So for this day at least, for a few minutes, I’m going to pause, leaving the TinkerToys and Thomas Trains strewn across the living room carpet, and I'm going to kneel at the place where mercy and forgiveness flow, the place where my sin is made no more.

My God has been here with me, behind me and before me, restraining me from worse sin I have no doubt, and yet even though my morning has been in plain view of my God, I still share it with Him:

“My Heavenly Father, there are so many moments from this morning that I long to redo: moments where I could have responded with gentle firmness, moments where I could have directed young hearts with humility, with understanding. There are so many moments where I could have been slow to anger and abounding in love, parenting Jake and Josh the way you, my God, parent me. Help me to count my days, to sense that they're passing. Sometimes these toddler years seem like they’ll last forever, but I know how quickly they’re actually passing by. And I know that it is the ordinary moments that are going to shape my three little ones more than anything else. This is why I ache, my Father. What if the graceless words of anger that I spoke today will leave scars, will leave an indelible mark on their tiny hearts? My God, would you forgive my sin? Would you provide strength where there is only weakness. Would you somehow give me hope even though I see so much past failure? Father, would you lift this burden of sorrow and replace it with… Christ?”

The impossible wish to redo the past couple hours, along with the near certainty that I will sin in the same way again. But here’s where even in the ugliness of it all, grace abounds. Strong, living, hopeful grace. It’s the grace found at the foot of a cross, where a sinless Saviour died, bearing the punishment for my sin. What indescribable hope is found in this truth:

For God made Christ, who never sinned, to be the offering for our sin, so that we could be made right with God through Christ. ~ II Corinthians 5:21

I hear the boys' bedroom door creak open, the pitter patter of small feet coming down the stairs. Josh appears first. Shirt off. Face flushed rosy and lined from sleep, hair a little damp and curly from napping under his beloved brown blanket. Eyes bright, happy to see me. Jake walks down a moment later. A little grumpy, brow furrowed indicating his usual adorable, grouchy, freshly-woken self. I stretch out my arms to these two little men of mine.

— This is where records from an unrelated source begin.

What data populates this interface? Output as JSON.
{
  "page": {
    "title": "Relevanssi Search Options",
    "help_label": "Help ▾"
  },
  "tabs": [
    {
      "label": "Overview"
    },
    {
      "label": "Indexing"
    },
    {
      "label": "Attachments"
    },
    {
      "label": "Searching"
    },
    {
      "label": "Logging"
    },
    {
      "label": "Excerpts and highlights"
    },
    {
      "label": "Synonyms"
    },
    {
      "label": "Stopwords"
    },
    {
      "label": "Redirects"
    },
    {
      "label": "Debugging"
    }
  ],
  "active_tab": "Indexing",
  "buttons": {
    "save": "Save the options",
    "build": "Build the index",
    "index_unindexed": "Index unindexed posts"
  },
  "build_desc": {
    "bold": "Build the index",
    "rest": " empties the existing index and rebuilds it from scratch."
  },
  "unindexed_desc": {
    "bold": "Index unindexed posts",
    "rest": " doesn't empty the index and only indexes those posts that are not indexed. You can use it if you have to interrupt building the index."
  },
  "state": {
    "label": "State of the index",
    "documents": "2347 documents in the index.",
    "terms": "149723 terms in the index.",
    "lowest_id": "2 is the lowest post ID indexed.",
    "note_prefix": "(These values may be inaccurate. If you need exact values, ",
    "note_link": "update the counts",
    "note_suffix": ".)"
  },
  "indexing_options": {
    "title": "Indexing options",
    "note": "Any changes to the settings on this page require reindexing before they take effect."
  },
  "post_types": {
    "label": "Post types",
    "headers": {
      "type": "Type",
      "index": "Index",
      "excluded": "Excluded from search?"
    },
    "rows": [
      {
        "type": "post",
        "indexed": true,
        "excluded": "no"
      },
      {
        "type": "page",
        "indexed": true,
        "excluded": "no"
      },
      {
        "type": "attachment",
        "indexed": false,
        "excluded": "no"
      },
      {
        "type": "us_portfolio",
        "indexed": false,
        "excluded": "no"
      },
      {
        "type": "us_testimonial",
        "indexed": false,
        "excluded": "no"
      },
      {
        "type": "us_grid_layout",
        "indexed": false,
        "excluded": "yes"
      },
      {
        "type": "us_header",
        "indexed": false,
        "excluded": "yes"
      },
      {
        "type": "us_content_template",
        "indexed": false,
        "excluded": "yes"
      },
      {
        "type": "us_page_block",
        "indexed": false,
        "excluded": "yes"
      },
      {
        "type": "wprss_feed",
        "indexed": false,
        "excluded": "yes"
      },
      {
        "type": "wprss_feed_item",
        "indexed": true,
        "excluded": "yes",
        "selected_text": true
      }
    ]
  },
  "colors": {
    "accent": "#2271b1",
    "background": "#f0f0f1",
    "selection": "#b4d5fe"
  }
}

“Come here, you two. I need to talk to you guys.” They’ve heard this before. “Did you have a good nap?” They settle into my arms. “Boys, I am so sorry that I was unkind and rude to you guys this morning. Mommy has sinned against you. I am sorry. My sin, boys, this is why I need Jesus so badly. Do you know that because I believe in Jesus, when God looks at me, He doesn’t remember my sin. Because of Jesus, God has taken my sin and thrown it so far away! Jesus died on the cross so that sinners like Mommy - and you boys know I’m a sinner, you see me sin against you all the time! – so that sinners like Mommy could be forgiven. Jake, Josh, would you guys please forgive me?”

And so from something ugly emerges something hopeful. Words I’ve spoken to my little ones, words of destruction, of sin, of death, give way to words of grace, of forgiveness, of life. Maybe my kids won’t be able to look back upon a childhood where their Mama was always kind, gentle, patient. But this I know: they will be able to look back on childhood and see a mother who desperately needed Jesus.

I wish that all of my days as a Mom were characterized by gentleness and peace. But the irony is that these other days, the days like today where sin abounds, I give thanks for these days too. My sin brings me to the foot of the cross like nothing else in life can. And the cross brings me face to face with a most gentle, patient, infinitely loving Saviour.